In the mistletoe therapy group, 11 patients (3.3%) developed therapy-related adverse drug reactions (ADRs) which were non-specific and only mild to moderate. In most cases the reactions subsided spontaneously within one week. In one case, treatment was terminated prematurely due to "moderate" headaches and tiredness. There were no serious side effects.
In 42 patients (12.8%) local reactions at the injection site were seen. These were mainly erythema, oedema, itching or localised pain. The local side effects were mainly mild to moderate (WHO/CTC grade 1-2) and in most cases subsided spontaneously. In 5 cases mistletoe therapy was discontinued prematurely due to local reactions.
Post-surgical supportive long-term treatment with a mistletoe extract in patients with primary malignant melanoma at intermediate- to high-risk (UICC/AJCC stages II to III) showed a significant advantage in survival compared to a control group from the same cohort without additional mistletoe therapy.
A delay in metastasis was also observed in the mistletoe therapy group.
Last update: January 4th, 2021/AT
Kleeberg et al. 2004 
The European Organisation for Research and Treatment of Cancer (EORTC) has conducted a prospective, randomised phase III study for adjuvant treatment of melanoma patients after resection of prognostically unfavourable primary tumours (stage II, > 3mm Breslow thickness) or after curative resection of regional lymph node metastases (stage III). The aim was to evaluate the efficacy and safety of low-dose recombinant interferon-alpha 2b (rIFN-α2b) or recombinant interferon gamma (rIFN-γ) administered subcutaneously every second day for a period of twelve months or until tumour progression in comparison to an untreated control group.
To this EORTC study, the working group for internal oncology of the German Cancer Society added mistletoe therapy with Iscador M as a fourth arm, which was injected subcutaneously every other day in increasing dosages, with a seven-day break after 14 injections. As in the interferon groups, the application period was twelve months at maximum.
Thus two studies were ultimately conducted: a three-arm study without mistletoe therapy and a four-arm study with mistletoe therapy. The four-arm study was published in a short form before final publication . 830 patients were randomised in 45 institutions from 13 countries, 423 of them in the three-arm study and 407 in the four-arm study. The median follow-up was 8.2 years.
For the analysis, the two studies were partly combined and partly evaluated separately, so that the control group of the four-arm study was used for both studies.
Neither the patients treated with interferon nor those treated with Iscador showed any significant difference compared to the control in terms of disease-free or overall survival.
The results for the disease-free interval for patients in the mistletoe therapy group were slightly below those of the control group. The results on quality of life were not published.
Five patients (4.9%) discontinued mistletoe therapy due to side effects. It is not possible to determine which side effects occurred here, as no differentiation was made between the various therapies.
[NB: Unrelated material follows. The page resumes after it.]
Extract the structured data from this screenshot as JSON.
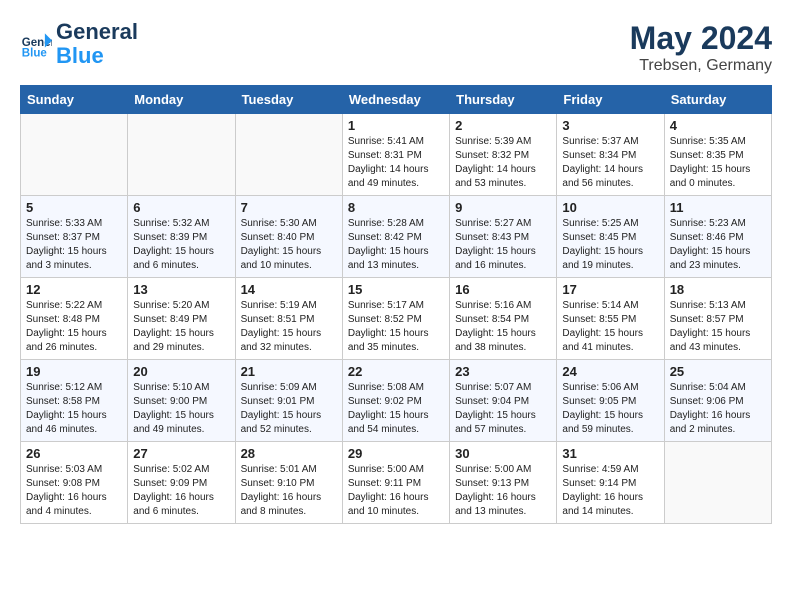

During rIFN-α2b, rIFN-γ and mistletoe therapy, loss of appetite, general malaise, depressed mood, fever and local reactions at the injection site occurred. There was no organ toxicity.
In this study, no advantage of mistletoe therapy was found in terms of survival time or disease-free interval for a maximum of twelve months.
Last update: January 4th, 2021/AT